◆ **Items from a dataset**:
_ _ _ _ _ _ _

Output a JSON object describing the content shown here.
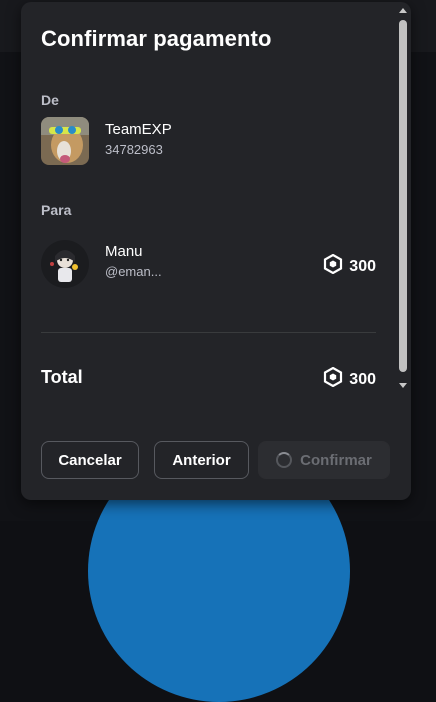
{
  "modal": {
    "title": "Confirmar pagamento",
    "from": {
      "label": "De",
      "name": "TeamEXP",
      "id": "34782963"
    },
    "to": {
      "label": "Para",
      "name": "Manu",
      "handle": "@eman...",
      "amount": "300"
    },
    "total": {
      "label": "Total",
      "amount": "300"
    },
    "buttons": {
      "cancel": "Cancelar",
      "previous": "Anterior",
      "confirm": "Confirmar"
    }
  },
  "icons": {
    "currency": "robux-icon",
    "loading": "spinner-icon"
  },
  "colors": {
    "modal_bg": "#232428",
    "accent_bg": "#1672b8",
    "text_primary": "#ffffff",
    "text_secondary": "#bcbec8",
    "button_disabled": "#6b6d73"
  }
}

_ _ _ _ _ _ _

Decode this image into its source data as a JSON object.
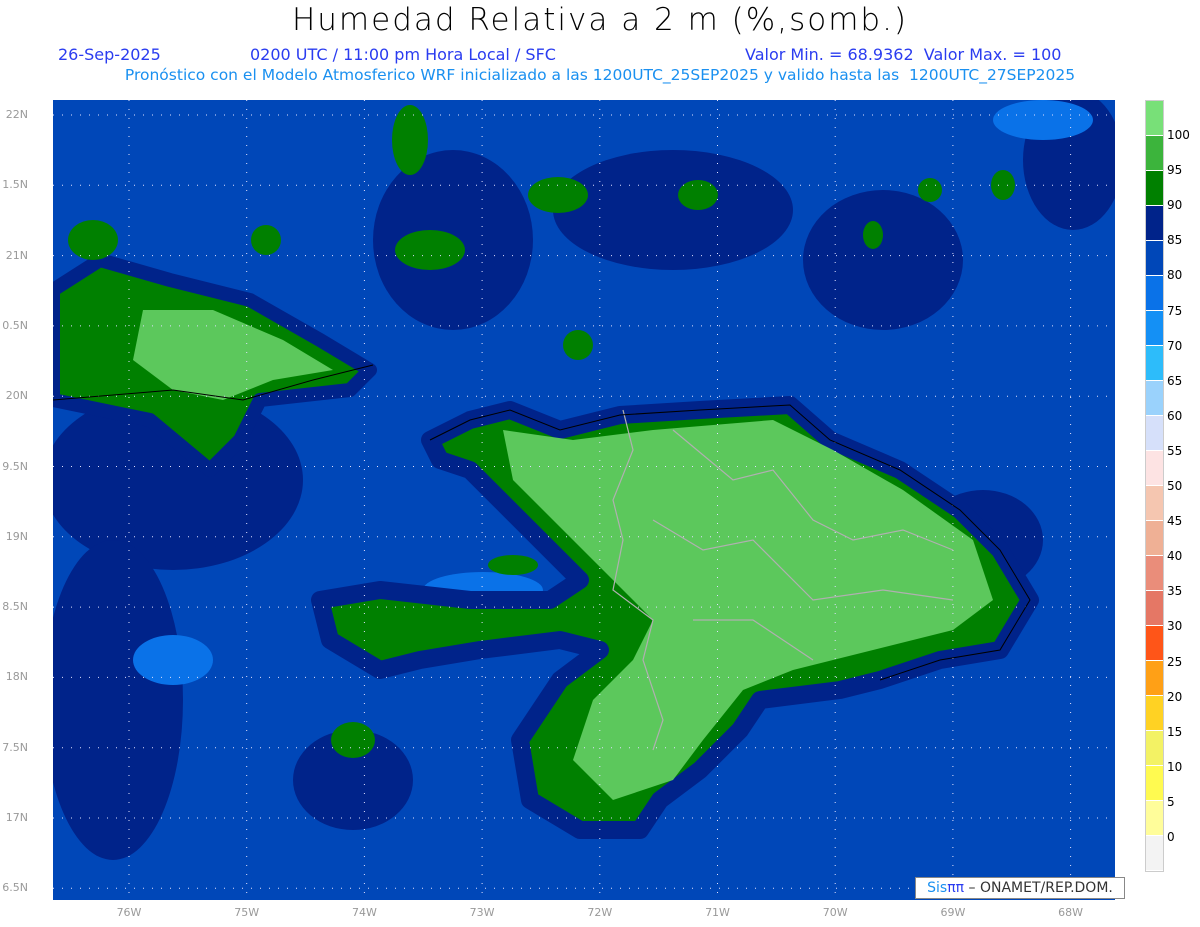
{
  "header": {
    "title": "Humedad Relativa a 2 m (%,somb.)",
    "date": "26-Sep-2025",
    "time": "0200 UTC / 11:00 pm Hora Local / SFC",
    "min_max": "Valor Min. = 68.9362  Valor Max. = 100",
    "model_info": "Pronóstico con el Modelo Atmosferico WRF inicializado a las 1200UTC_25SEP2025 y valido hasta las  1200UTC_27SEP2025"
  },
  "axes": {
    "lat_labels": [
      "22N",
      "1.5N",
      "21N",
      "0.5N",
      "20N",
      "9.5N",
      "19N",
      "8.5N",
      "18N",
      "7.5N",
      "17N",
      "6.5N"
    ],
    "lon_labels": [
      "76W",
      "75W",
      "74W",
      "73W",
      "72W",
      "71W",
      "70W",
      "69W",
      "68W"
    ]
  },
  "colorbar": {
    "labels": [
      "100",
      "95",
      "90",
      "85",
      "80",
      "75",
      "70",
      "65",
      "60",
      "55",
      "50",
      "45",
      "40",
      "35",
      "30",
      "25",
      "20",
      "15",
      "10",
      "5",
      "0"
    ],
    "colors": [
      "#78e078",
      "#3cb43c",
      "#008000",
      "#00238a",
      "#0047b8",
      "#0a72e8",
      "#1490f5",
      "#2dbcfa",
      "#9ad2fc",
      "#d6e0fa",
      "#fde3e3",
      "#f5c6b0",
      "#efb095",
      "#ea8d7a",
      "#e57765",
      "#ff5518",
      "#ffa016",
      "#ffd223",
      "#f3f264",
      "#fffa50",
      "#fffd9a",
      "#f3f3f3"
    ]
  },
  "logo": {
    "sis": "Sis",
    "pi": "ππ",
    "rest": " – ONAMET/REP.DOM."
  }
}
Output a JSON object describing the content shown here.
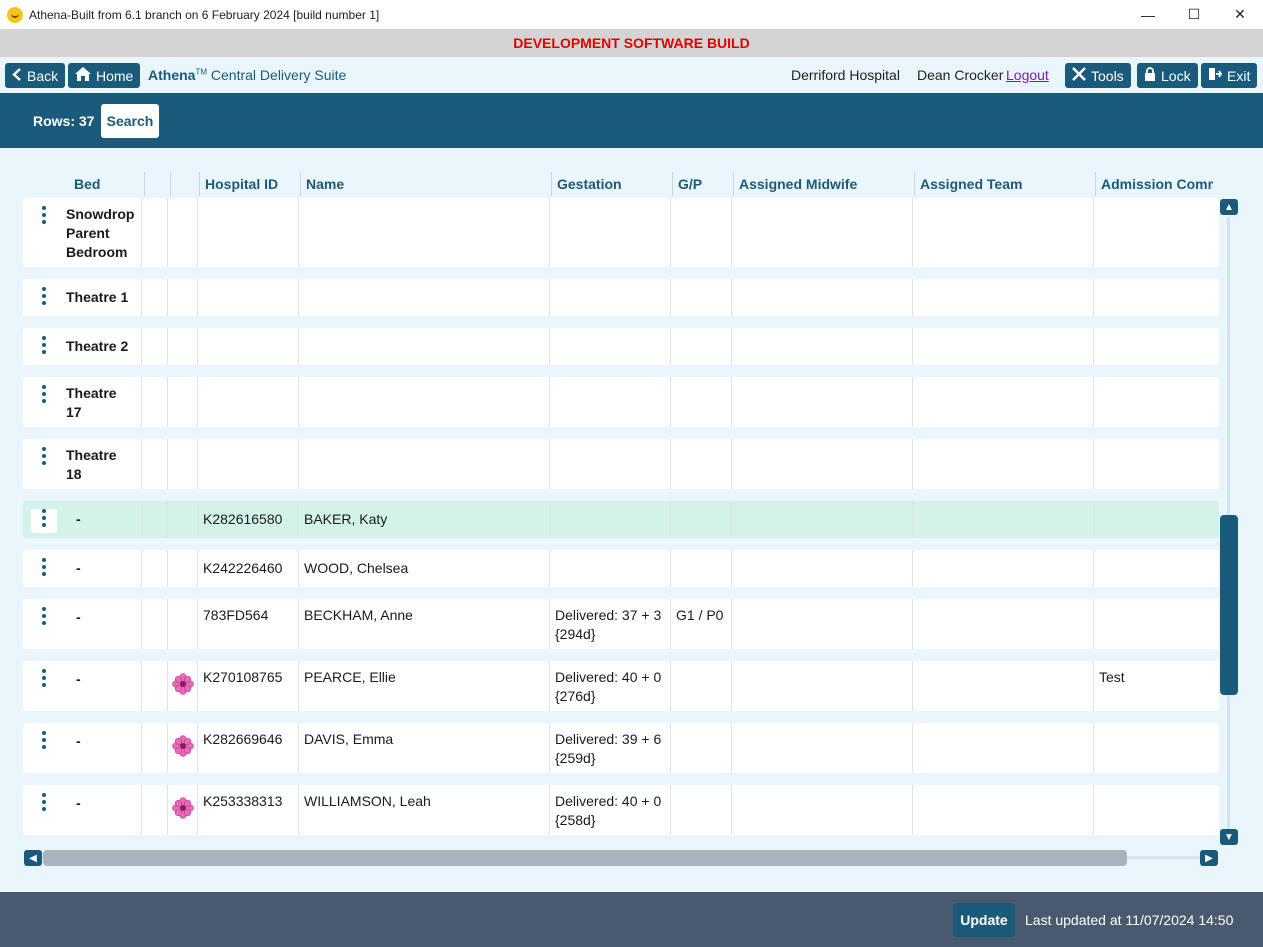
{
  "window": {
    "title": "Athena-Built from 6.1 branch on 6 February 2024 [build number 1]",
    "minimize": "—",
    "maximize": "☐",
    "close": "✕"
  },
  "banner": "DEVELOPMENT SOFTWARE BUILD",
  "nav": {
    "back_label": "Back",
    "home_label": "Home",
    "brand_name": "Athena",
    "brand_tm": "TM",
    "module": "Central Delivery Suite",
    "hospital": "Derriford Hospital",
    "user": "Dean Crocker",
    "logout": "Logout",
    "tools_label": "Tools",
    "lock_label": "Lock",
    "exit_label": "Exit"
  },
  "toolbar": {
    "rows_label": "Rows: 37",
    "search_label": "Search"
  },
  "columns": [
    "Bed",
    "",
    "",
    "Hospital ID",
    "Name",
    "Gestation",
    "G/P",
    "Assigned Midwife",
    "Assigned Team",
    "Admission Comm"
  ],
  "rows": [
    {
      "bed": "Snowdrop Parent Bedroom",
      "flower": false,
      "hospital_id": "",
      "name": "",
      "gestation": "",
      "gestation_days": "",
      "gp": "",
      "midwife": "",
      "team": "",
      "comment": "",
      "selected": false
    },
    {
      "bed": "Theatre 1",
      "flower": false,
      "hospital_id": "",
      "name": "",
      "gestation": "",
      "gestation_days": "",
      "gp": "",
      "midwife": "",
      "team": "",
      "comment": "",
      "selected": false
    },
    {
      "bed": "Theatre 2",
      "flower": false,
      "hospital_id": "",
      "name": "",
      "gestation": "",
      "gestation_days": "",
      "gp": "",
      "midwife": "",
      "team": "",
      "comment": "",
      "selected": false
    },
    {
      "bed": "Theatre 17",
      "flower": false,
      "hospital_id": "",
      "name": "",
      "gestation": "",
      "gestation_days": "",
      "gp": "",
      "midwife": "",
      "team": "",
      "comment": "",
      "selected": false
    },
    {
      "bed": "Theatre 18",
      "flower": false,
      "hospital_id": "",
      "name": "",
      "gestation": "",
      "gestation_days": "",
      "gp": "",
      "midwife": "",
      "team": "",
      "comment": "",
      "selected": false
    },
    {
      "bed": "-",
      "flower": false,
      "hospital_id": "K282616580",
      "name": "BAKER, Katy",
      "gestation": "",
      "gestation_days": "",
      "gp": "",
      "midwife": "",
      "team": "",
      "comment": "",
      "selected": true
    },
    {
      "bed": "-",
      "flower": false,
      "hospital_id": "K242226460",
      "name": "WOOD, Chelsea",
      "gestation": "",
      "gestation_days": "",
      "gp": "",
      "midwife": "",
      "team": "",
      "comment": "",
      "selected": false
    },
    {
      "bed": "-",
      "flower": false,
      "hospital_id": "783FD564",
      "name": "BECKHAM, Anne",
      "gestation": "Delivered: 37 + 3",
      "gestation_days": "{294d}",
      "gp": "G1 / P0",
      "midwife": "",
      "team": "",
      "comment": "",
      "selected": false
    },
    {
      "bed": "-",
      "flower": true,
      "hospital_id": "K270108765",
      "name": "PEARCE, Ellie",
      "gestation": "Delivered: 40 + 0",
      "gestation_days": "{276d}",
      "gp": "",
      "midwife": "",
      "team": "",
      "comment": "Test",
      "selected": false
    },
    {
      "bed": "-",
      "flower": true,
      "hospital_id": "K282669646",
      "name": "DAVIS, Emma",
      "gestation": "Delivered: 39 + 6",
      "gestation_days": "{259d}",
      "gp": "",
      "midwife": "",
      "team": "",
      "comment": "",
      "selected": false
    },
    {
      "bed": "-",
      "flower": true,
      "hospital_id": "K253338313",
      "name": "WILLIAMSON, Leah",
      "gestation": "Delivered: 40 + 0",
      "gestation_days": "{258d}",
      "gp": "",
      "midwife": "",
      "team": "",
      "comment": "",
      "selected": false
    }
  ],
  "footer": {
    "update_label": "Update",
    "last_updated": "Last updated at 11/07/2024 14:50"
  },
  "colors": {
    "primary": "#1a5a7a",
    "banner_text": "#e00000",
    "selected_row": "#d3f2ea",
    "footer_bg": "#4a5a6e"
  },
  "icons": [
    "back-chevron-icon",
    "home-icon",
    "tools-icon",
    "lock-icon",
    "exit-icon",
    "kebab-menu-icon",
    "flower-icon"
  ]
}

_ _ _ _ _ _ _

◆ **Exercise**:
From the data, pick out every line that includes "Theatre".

◆ **Response for this exercise**:
      "bed": "Theatre 1",
      "bed": "Theatre 2",
      "bed": "Theatre 17",
      "bed": "Theatre 18",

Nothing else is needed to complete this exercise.